The main cause of the decline appears to be that a significant share of people now have at least some immunity to the virus. That also helps explain the global decline in newly diagnosed cases. In the U.S., about 110 million people have likely had the virus (including unconfirmed cases), researchers say. Another 33 million have received at least one vaccine shot.
Combined, these two groups make up about 43 percent of all Americans, which appears to be enough to slow the spread. “Though it is difficult to know for sure,” Andrew Brouwer, a University of Michigan epidemiologist, told The Wall Street Journal, “we may be approaching herd protection.” Still, this protection does not ensure a continuing decline in cases. Most Americans still haven’t had the virus.
The first thing to watch in coming days is whether Super Bowl parties turned into super spreader events that have caused new outbreaks. The next question will be whether the recent decline causes Americans to become lax again, as happened both last summer and fall.
Adding to the risk is the possibility that some people who have already had the virus remain vulnerable to reinfection from one of the variants. If that turns out to be the case — as early research suggests — vaccination will become even more important.
The bottom line: The pandemic is in retreat. What happens next will depend mostly on three factors: 1) how many Americans wear masks and remain socially distant; 2) how contagious the new variants are; and 3) how quickly the vaccines — which have virtually eliminated the worst Covid symptoms — get into people’s arms.

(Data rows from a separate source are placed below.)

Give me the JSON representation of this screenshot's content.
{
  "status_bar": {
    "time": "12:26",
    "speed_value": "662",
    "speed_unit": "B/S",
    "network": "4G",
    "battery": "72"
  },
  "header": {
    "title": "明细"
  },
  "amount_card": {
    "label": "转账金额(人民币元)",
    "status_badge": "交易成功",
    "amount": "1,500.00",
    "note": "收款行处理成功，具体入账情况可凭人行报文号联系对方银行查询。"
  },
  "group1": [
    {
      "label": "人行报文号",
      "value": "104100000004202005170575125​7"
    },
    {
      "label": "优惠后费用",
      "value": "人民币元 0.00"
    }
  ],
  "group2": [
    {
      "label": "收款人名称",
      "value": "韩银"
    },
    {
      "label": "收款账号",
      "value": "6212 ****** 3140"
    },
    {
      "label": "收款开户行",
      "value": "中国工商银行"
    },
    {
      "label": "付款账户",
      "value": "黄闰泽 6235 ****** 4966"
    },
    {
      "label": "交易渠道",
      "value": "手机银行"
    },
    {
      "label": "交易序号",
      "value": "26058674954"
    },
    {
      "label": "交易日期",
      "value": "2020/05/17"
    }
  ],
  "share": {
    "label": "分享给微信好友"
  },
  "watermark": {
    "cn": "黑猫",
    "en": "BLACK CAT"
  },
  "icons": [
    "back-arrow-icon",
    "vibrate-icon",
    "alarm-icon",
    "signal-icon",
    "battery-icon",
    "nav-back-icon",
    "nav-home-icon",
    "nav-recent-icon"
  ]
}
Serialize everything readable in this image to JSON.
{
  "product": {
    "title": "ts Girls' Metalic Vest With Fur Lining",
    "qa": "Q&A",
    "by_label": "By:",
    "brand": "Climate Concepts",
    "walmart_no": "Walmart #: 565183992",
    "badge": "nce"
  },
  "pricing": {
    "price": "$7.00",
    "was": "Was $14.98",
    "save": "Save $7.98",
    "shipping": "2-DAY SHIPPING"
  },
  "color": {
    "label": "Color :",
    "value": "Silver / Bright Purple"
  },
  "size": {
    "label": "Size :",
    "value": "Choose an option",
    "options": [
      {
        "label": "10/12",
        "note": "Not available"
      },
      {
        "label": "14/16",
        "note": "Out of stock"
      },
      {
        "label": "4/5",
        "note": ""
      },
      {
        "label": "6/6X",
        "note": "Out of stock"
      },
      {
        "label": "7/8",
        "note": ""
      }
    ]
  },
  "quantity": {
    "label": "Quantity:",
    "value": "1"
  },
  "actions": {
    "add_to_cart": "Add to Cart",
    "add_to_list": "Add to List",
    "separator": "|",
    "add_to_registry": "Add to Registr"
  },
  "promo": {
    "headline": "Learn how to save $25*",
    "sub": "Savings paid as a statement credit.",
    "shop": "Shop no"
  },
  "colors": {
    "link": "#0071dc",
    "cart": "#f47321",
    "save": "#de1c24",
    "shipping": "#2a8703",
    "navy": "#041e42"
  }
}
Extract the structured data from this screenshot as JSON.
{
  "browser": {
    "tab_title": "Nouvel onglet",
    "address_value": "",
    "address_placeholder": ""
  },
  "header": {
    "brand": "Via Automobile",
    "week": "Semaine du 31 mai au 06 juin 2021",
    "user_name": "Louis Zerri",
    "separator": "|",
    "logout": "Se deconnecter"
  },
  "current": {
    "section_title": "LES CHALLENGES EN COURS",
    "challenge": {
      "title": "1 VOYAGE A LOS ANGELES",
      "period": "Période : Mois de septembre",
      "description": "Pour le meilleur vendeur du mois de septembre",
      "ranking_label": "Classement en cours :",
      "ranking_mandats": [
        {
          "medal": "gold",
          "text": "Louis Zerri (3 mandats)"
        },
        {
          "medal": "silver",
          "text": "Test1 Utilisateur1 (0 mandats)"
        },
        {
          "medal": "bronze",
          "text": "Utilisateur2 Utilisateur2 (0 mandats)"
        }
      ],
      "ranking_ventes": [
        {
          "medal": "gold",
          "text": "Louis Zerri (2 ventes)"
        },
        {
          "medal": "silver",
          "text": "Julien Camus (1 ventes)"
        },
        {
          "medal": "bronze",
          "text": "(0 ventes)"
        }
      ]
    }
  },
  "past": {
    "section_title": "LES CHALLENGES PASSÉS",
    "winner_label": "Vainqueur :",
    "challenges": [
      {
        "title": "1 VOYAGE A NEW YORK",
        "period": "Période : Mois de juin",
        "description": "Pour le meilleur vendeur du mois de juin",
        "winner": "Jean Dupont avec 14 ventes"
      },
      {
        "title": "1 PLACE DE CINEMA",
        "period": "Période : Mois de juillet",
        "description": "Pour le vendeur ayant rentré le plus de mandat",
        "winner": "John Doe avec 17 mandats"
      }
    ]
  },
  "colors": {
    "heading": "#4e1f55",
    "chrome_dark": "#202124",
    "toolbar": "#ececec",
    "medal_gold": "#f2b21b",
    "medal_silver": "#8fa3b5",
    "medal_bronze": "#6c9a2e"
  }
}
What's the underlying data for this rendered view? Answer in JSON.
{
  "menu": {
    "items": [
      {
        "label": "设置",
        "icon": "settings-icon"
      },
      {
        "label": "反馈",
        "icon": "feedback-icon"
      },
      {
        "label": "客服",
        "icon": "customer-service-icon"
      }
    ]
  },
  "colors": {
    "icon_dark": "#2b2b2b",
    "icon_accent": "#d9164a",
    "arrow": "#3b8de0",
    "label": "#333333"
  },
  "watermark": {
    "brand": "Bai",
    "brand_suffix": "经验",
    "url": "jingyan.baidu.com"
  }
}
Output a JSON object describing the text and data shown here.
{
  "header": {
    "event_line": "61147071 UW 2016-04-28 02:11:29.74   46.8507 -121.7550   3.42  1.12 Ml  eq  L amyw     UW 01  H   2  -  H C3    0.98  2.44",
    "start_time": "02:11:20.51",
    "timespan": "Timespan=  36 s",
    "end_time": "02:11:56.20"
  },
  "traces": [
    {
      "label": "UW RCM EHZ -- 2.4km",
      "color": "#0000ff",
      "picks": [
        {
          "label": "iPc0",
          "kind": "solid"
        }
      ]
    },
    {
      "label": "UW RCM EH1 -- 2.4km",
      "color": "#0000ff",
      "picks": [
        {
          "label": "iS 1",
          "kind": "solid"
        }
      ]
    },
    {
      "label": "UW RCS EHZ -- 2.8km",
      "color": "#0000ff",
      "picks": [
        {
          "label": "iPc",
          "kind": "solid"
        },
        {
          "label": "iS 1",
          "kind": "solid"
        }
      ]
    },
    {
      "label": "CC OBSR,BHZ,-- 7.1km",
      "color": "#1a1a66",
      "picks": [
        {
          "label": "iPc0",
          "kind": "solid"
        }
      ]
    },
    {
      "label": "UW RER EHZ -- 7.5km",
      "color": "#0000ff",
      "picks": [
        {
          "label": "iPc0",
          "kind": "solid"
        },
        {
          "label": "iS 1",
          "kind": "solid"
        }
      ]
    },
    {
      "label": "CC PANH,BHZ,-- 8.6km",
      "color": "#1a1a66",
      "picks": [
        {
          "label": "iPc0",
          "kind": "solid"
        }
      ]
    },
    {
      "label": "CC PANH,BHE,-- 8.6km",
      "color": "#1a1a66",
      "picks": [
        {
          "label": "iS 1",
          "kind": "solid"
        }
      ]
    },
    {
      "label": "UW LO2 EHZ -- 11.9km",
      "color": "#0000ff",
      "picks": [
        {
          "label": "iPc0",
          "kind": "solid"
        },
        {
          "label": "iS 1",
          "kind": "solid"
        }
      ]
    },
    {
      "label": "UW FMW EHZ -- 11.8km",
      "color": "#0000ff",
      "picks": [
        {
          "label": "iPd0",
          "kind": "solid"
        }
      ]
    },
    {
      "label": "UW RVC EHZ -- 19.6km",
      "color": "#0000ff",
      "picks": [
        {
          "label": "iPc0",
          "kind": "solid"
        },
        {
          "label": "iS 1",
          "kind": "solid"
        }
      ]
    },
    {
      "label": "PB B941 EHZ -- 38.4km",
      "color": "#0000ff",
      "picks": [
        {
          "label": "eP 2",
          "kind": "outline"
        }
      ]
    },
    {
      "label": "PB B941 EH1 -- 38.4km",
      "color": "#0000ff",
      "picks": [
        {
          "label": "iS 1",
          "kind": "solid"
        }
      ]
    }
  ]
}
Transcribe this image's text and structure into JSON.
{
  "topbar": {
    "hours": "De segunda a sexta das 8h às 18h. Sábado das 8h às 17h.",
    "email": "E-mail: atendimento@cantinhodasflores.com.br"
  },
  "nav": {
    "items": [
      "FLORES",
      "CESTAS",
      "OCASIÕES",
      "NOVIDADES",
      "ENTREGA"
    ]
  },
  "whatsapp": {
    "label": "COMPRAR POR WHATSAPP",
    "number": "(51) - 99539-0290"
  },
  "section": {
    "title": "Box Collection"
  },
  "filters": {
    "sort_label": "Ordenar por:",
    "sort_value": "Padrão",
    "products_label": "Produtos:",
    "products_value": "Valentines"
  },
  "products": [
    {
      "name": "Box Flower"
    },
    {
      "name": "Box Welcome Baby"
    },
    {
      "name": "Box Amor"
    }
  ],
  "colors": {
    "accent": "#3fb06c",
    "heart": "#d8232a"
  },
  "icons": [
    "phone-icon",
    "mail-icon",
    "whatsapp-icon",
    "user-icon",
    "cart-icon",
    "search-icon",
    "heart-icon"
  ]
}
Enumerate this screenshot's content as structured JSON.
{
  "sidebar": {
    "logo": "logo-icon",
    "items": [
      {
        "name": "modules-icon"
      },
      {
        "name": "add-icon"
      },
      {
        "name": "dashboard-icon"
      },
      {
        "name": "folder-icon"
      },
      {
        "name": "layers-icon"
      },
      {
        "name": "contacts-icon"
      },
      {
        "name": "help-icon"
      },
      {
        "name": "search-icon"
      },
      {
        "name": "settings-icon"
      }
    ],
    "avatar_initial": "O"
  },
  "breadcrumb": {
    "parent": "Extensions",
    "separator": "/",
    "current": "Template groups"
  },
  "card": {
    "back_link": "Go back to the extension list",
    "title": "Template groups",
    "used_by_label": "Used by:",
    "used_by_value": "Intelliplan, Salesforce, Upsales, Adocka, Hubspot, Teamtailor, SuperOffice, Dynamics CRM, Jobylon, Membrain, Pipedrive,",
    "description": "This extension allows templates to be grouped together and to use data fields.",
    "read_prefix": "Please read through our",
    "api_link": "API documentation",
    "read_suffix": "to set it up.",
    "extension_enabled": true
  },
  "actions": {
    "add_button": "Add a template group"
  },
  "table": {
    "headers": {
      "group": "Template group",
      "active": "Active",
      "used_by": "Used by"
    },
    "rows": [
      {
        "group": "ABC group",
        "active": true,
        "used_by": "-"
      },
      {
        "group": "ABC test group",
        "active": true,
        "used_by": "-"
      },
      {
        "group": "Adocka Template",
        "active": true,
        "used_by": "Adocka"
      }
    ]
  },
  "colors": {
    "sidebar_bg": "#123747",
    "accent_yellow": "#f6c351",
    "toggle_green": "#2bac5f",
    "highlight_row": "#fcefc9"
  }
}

Program Notices & Reminders
Upcoming Discussions with Illinois DCEO and SBA District Office
SBA Webinar with Stephen Konkle (SBA) and Joe McKeown (DCEO)
Please join the Illinois Department of Commerce and Economic Opportunity’s Office of Regional Economic Development and special guest Stephen Konkle with the US Small Business Administration for a webinar to learn more about the US Small Business Administration’s Federal Paycheck Protection Program and several others. This federal PPP forgivable COVID-19 Relief Loan Program will help Illinois small businesses keep their employees on payroll during this unprecedented time.
Date and time: Friday, February 19, 2021 1:00 PM / Register here:
Discussion with DCEO Director, Erin Guthrie & SBA on PPP
Join this webinar to be a part of the discussion with DCEO (Department of Commerce and Economic Opportunity) Director, Erin Guthrie & the SBA (Small Business Administration) District Director, Robert Steiner on PPP (Payroll Protection Program) and other relevant topics.
Date and time: Wednesday, February 24, 2021 2:00 PM / Register here:
SBA Page Links for Direction and Questions on PPP
1st draw info: https://www.sba.gov/funding-programs/loans/coronavirus-relief-options/paycheck-protection-program/first-draw-ppp-loans
First draw app: https://www.sba.gov/document/sba-form-2483-paycheck-protection-program-borrower-application-form?utm_medium=email&utm_source=govdelivery
2nd draw info: https://www.sba.gov/funding-programs/loans/coronavirus-relief-options/paycheck-protection-program/second-draw-ppp-loans
Second draw app: https://www.sba.gov/document/sba-form-2483-sd-ppp-second-draw-borrower-application-form?utm_medium=email&utm_source=govdelivery
Finally, please join the Joliet Chamber for a virtual conference with Mayor Bob O’Dekirk as he delivers a review of 2020, updates on present City of Joliet projects, and what to expect in the future. On Tuesday, February 23rd, Mayor O’Dekirk will deliver the annual State of the City Address at 11 am. Click here to register: http://jolietchamber.chambermaster.com/events/details/2021-webinar-state-of-the-city-address-6015
Joliet Region Chamber of Commerce & Industry Staff and Board of Directors
Vice President – Government Affairs
Joliet Region Chamber of Commerce & Industry